The Auburn Tigers are in the middle of a very important offseason. They’ve brought in Chip Lindsey to replace Rhett Lashlee at offensive coordinator, signed a hopeful superstar in top-rated JUCO quarterback Jarrett Stidham, and have returned enough talent from last year’s team to become media favorites to challenge Alabama.
There’s a lot of anticipation buzzing around The Plains, and it all has to do with whether or not Auburn and its passing game are for real.
In all of the questions about Stidham’s stake at Auburn’s starting quarterback spot and Gus Malzahn’s job security, it’s easy to forget that the Tigers return the best backfield in the SEC.
|Returning Auburn running backs|
|Kamryn Pettway, JR||1,224||7||5.9||136|
|Kerryon Johnson, JR||895||11||4.9||74.6|
|Kam Martin, SO||320||3||7.3||53.3|
|Malik Miller, SO||69||1||4.3||34.5|
A bruising ground attack has always been the backbone of the Tigers’ offense under Malzahn, but even with the promise of more balance under Chip Lindsey’s direction, he’ll most certainly be relying on Auburn’s best one-two punch since Carnell “Cadillac” Williams and Ronnie Brown.
Kamryn Pettway, named to the preseason All-SEC Second Team at the conclusion of SEC Media Days, burst onto the scene last year. In just nine games of action, Pettway led the SEC with 136 rushing yards per game.
With a unique burst for a guy who weighs 235 pounds, Pettway finds the hole and puts his pads down to bowl over defenders.
He is a pure downhill runner, a back who will pick up positive yardage on every carry. Against elite defenses, having a consistent runner like Pettway is imperative.
His counterpart, Kerryon Johnson, is a bit more of an elusive runner. But don’t think Pettway is the only back who can run between the tackles — at a nice 211 pounds, Johnson is perfectly capable of shouldering the load of an every down back.
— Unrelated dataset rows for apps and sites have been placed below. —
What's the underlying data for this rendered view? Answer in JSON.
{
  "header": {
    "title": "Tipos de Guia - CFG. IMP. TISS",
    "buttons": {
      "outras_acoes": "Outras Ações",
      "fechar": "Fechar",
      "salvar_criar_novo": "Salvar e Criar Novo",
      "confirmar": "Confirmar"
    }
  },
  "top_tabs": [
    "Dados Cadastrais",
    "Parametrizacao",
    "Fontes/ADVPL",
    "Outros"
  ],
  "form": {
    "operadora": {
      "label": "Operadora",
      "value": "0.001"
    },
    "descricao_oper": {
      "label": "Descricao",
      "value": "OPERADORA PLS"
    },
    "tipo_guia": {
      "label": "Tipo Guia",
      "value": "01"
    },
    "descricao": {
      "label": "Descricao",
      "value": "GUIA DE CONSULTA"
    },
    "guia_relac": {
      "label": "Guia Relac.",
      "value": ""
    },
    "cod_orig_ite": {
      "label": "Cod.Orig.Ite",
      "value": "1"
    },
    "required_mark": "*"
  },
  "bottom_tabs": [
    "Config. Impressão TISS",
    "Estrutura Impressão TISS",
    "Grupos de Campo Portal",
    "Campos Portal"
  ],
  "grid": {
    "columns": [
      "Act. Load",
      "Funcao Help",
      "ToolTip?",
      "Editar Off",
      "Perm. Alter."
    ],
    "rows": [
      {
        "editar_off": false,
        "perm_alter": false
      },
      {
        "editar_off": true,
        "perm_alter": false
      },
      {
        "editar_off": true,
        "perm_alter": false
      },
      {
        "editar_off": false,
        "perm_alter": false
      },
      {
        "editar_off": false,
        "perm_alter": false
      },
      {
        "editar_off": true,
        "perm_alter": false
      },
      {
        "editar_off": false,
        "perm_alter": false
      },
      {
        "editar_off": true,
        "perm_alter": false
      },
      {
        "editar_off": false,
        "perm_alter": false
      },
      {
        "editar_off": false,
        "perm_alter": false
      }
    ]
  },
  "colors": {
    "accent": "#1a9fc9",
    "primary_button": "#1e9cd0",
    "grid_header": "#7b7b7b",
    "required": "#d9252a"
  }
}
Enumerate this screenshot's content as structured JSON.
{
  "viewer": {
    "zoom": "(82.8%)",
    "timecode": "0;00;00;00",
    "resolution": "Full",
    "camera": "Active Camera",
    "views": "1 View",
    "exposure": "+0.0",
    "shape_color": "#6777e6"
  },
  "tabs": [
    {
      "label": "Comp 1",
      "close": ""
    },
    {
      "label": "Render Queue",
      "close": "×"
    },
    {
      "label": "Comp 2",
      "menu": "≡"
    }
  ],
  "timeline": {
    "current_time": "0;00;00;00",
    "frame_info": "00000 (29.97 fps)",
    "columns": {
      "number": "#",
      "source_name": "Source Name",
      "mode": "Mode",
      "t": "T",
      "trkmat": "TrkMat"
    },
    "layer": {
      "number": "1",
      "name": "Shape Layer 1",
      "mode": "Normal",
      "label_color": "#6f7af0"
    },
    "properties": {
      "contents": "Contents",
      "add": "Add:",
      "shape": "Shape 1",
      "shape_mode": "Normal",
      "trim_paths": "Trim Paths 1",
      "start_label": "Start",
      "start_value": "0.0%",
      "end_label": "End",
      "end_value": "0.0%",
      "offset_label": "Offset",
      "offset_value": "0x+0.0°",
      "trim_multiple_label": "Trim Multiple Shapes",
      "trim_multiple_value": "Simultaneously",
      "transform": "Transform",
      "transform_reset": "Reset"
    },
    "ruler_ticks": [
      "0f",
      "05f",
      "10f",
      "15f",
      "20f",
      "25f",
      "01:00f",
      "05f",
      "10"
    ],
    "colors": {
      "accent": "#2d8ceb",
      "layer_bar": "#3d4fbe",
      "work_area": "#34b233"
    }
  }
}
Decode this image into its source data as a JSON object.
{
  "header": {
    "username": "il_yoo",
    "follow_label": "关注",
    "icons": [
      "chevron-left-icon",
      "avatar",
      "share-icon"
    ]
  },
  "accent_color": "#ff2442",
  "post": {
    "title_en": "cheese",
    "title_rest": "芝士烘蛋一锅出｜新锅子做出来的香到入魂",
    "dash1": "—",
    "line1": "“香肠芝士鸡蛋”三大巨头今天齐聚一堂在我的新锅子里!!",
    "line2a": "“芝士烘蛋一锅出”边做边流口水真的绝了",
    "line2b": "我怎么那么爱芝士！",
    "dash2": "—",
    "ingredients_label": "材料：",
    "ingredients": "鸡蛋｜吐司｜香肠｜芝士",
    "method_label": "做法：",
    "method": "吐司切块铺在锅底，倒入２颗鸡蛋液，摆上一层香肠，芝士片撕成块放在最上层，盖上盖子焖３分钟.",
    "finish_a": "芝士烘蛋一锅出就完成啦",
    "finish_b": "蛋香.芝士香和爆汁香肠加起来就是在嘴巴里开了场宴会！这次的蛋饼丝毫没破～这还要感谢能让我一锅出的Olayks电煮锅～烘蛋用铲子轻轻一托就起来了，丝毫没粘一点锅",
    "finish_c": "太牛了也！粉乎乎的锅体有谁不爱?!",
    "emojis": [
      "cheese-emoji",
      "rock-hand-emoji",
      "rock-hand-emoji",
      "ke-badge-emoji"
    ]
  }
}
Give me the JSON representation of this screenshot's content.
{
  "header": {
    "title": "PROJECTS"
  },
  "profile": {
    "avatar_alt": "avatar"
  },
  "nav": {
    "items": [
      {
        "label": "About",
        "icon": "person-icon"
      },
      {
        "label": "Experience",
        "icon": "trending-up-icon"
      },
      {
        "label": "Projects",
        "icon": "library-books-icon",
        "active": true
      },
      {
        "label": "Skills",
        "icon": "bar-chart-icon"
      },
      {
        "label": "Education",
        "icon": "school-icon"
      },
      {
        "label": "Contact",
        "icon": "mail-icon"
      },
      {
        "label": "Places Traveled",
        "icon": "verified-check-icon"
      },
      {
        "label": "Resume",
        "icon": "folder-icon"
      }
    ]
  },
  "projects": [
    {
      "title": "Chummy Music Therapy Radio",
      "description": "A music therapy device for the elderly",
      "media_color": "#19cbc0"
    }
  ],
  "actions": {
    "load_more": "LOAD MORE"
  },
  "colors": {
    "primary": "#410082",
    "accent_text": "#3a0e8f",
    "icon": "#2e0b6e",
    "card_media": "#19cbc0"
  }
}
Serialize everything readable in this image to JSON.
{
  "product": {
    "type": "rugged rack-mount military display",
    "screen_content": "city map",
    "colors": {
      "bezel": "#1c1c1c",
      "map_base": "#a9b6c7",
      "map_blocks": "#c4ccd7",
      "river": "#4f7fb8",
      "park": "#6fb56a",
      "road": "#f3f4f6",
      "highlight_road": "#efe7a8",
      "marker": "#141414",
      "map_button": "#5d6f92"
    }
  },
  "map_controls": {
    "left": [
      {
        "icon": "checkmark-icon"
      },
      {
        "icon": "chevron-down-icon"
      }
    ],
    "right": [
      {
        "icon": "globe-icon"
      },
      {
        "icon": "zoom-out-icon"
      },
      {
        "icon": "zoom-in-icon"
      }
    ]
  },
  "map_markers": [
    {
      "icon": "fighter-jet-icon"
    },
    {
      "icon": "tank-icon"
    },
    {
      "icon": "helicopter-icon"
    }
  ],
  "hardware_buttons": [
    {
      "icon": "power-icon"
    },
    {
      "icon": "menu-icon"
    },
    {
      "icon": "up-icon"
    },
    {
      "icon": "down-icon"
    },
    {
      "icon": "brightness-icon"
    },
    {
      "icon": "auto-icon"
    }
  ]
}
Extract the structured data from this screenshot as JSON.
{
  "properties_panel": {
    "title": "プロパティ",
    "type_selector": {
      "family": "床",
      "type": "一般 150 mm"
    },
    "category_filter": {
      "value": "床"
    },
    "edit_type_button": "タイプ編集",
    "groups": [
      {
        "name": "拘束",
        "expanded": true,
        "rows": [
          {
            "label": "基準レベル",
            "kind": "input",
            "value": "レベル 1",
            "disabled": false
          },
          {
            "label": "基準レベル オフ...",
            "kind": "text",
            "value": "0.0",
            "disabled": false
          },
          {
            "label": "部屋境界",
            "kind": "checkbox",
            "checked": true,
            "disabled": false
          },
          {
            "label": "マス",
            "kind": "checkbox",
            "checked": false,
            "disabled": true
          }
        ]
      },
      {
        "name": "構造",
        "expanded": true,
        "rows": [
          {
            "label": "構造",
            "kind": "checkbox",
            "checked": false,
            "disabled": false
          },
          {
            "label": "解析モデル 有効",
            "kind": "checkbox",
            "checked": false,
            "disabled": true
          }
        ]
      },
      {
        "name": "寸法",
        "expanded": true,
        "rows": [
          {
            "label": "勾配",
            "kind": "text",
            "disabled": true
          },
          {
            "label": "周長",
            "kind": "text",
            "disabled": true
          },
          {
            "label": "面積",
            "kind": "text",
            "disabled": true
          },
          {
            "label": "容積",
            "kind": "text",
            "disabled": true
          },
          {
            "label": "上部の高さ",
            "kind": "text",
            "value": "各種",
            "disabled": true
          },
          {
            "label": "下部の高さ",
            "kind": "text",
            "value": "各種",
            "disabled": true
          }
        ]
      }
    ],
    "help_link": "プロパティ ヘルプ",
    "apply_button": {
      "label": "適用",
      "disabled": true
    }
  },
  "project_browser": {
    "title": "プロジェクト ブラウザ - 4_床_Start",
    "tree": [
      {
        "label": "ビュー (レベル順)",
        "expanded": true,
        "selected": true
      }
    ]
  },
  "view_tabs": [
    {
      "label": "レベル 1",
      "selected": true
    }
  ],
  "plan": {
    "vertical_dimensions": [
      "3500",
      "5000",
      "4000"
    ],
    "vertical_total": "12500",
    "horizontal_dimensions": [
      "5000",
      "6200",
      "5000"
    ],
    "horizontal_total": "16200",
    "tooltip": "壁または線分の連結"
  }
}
He has much better breakaway speed and great hands out of the backfield, providing the perfect compliment to Pettway’s bruising runs. In fact, his versatility and athleticism landed him a spot as the all-purpose specialist on the preseason All-SEC Third Team.
Before an injury against Mississippi State kept him from full strength the rest of the year, he was on pace for a 1,200-yard rushing season with 517 yards through his first five games.
Together, the two form a dangerous tandem.
All eyes will be on Jarrett Stidham and the passing game, but the foundation of every great Auburn offense has been the running game.
In 2010 when Auburn won the SEC championship and national championship behind the heroics of Cam Newton, they also led the SEC in rushing with 284.8 yards per game.
In 2013, the Tigers led the nation in rushing with 328.4 yards per game en route to an epic Iron Bowl finish, an SEC championship, and falling 13 seconds short of another national title.
What do these seasons have in common? Stellar quarterback play paired with a dangerous running game.
While it’s true that as the quarterback goes, the offense goes for Auburn, the passing game has to be paired with a potent rushing attack in order for the Tigers to compete at a national level.
Kamryn Pettway and Kerryon Johnson are the foundation on which to build the SEC’s most dangerous running game.